This was the only hike we were able to complete with the whole group. One member of our party is in a wheelchair and two others are unable for steeper, more strenuous hikes. I don’t think pushing the wheelchair was completely easy in some sections, but overall it was doable. Different people took turns so no one got too tired. Benches are placed at regular intervals so hikers that need a rest don’t need to go too far. The trail also has an activity booklet for kids. This counts as an activity if they are trying to earn a Junior Ranger badge.
This trail is perfect for hikers who want a beautiful view without a difficult hike. All but three of our party was able to hike this trail, even the smallest children. The trail gets its name from the outcrop of rocks visible from other parts of the park. Viewed at the right angle, the rocks seem to form the face of a man looking up at the sky.
We hiked this on a clear, sunny day and it was perfect. The temperature was comfortable and view was glorious.
This hike has the virtue of its trailhead being a few hundred feet from our rooms at Bushytop. It also has a stone vista perfect for viewing sunsets. Even though this trail is listed as “fairly easy” there are steep sections that do make it difficult. Further complicating the hike is the fact that we always time this hike to coincide with sunset. This makes the way back very dark and scary. There’s a ghost story associated with this trail, but I haven’t heard it. Maybe that’s better.
We started this hike with 16, but only 9 finished. The rest turned back early on due to the steepness of the trail and ticks. This particular trail is much narrower than the others we hike. As a result it’s a lot easier to brush up against plants and grasses.
We made it up to the viewpoint in time for sunset. While it was pretty, some may think it not worth the steep, rocky dark hike back. There are lots of places to see the sunset if you’re one of them.

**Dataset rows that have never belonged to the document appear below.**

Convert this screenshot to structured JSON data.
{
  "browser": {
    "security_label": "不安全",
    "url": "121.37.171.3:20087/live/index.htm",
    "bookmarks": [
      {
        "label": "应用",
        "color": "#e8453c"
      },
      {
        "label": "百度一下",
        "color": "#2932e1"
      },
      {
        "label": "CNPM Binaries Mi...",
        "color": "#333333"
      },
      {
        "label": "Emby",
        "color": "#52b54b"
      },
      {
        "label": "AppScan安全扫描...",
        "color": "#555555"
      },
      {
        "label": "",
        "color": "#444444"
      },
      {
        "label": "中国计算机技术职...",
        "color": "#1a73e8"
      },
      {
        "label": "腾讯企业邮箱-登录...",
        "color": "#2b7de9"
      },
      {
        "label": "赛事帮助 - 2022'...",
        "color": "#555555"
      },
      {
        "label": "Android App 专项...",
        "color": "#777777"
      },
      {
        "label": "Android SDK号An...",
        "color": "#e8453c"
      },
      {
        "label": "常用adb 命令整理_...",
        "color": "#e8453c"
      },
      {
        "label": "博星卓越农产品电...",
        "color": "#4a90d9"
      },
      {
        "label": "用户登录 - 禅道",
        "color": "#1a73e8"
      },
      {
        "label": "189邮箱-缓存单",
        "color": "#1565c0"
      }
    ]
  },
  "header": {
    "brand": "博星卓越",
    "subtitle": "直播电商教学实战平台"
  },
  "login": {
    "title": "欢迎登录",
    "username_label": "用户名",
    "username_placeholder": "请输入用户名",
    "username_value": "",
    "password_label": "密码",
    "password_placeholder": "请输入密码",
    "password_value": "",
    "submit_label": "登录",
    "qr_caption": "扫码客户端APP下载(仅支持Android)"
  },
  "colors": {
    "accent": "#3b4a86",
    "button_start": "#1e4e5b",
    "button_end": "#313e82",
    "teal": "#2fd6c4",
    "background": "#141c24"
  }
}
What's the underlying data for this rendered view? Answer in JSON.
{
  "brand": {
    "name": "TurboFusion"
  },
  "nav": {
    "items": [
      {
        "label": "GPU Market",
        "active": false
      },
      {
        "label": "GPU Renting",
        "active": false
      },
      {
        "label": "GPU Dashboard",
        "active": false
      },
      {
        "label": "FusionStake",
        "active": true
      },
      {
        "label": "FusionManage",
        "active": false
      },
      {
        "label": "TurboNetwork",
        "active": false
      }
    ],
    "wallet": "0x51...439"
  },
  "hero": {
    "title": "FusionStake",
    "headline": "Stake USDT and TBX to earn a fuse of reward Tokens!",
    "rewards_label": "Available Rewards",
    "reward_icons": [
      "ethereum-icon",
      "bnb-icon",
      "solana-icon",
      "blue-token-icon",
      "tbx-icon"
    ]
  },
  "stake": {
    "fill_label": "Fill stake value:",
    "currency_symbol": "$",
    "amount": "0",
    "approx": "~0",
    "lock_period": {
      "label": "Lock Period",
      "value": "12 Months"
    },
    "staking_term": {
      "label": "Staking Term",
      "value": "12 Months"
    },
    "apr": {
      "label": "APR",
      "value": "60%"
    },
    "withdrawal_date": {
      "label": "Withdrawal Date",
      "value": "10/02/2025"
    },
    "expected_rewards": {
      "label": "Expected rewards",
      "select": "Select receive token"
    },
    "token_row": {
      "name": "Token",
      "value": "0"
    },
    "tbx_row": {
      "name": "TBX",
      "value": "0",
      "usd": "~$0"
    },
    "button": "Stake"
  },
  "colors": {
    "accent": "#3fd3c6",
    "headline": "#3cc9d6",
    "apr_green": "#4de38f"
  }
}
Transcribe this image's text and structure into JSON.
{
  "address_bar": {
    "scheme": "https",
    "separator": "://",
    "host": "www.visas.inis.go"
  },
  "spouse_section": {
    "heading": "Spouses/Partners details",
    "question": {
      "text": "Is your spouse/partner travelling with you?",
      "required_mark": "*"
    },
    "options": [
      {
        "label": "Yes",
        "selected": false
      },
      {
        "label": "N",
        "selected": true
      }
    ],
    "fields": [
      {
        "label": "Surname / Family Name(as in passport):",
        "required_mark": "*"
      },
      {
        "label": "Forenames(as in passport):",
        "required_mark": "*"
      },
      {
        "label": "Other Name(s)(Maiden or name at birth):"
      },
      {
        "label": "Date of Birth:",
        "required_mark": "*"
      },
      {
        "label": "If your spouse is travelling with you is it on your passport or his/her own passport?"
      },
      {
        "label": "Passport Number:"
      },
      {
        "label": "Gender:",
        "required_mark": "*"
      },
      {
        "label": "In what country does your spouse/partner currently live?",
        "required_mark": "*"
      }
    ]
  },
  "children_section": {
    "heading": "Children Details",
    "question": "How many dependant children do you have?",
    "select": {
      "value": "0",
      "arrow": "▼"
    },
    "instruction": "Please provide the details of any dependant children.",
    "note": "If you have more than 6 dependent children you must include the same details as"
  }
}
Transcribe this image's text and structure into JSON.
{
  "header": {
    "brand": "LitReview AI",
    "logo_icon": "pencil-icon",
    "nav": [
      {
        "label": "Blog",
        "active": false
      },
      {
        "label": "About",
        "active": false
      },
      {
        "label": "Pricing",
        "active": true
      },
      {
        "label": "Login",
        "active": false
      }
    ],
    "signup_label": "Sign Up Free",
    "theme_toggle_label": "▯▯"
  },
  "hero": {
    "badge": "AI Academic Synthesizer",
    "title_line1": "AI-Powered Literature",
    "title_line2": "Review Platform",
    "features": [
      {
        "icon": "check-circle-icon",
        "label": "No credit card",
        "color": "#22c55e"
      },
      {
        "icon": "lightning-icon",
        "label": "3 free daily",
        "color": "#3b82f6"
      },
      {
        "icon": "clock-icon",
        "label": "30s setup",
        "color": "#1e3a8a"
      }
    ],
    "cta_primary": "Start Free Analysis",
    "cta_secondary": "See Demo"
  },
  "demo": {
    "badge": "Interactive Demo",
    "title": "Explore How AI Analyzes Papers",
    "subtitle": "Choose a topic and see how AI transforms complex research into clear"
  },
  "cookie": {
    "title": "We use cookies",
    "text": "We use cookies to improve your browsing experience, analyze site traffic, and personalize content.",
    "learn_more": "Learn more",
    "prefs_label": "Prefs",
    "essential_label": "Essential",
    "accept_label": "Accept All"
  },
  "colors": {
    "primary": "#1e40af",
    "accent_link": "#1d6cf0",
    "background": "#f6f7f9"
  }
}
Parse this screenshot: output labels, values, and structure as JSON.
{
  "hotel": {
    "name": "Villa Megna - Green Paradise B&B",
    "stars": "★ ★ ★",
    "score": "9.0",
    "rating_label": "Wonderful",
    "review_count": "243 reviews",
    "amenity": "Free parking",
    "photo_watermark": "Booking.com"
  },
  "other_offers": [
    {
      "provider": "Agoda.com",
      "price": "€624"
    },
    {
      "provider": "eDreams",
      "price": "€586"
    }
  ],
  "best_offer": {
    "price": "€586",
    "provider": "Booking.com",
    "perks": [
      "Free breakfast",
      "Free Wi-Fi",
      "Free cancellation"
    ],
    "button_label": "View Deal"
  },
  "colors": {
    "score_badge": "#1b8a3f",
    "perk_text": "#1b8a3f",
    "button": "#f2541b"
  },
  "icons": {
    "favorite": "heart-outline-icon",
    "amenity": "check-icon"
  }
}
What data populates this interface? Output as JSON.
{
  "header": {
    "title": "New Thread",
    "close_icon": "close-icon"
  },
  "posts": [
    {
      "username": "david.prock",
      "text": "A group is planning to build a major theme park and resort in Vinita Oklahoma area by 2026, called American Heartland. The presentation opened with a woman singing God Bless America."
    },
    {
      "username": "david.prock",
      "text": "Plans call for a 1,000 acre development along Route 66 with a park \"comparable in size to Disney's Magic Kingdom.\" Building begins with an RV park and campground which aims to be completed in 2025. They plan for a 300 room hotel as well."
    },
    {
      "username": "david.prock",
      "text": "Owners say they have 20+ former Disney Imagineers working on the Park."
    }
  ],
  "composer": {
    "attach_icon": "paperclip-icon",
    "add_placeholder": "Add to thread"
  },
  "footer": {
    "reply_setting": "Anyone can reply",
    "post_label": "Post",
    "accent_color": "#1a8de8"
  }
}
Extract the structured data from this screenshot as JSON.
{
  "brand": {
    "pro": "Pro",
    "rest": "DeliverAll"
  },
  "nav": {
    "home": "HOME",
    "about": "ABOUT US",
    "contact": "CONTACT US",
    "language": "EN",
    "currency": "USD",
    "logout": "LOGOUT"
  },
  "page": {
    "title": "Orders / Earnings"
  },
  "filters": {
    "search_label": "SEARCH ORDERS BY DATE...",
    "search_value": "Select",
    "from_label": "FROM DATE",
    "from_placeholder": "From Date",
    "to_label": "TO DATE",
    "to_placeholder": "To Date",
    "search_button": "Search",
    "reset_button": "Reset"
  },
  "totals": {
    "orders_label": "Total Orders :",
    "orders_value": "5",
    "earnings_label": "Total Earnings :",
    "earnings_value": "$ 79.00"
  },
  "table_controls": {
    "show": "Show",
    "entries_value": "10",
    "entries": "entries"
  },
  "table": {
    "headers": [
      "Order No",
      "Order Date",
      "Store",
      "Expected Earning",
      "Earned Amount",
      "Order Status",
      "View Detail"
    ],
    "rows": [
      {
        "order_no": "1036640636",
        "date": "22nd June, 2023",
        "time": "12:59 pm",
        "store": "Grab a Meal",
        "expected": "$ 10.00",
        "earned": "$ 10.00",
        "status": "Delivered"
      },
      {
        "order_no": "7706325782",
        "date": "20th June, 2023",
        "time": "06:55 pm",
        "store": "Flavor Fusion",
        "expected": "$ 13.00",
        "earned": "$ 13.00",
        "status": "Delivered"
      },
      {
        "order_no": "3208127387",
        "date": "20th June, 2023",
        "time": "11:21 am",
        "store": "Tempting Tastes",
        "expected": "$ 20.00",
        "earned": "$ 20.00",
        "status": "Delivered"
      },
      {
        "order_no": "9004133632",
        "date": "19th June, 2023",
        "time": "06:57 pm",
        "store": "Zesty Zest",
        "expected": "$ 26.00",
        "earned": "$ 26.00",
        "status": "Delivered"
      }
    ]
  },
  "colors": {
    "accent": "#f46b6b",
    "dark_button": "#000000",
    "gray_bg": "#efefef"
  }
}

Another hike that offers a gorgeous view, this trail ends at the highest summit in the park. There are several hikes that end at Hawksbill peak. The Upper Hawksbill is a lot less strenuous (though still listed as a moderate hike). The same party that hiked Stony Man was able to reach this summit.
This is walking distance from the dining room at Big Meadows. It’s listed as a one-mile hike, but for some reason I remember it being more like 0.4 miles. It was a quick hike, though a little rocky. Totally worth the beautiful view!
My husband and I hiked this trail our last morning in the park. It was meant to be a quick 30-45 minute hike before breakfast. The plan was to hike for twenty minutes, then hike back. However, my husband kept wanting to go further. After almost 2 hours we ended up near the Skyland Lodge dining room. While there were some really pretty parts, it was definitely more difficult than our other hikes. Like Miller’s Head, many parts were not as wide and the trail was much less level. Not having eaten before the hike made it that much harder.
At the very beginning of the hike, we heard rustling in the grass. After few moments, a small bear’s head popped up. It seems that we had disrupted its nap. It sank back down into the grass and presumably went back to sleep.
Dark Hollow Falls
We didn’t complete Dark Hollow Falls on this trip, but did last year. After Passamaquoddy, it was the most strenuous we attempted as a group. The falls as the bottom are beautiful. It’s definitely worth the effort, but was difficult to complete with a toddler in a hiking carrier. With completely mobile children it can be a lot of fun.
Trails for next time:
The Fox Hollow Trail looks easy and interesting. It’s located in the park’s North District and a good 35 miles south of where we stay. But, it would be a great trail to do heading in or out of the park. I’m intrigued by the ability to see evidence of the original mountain communities.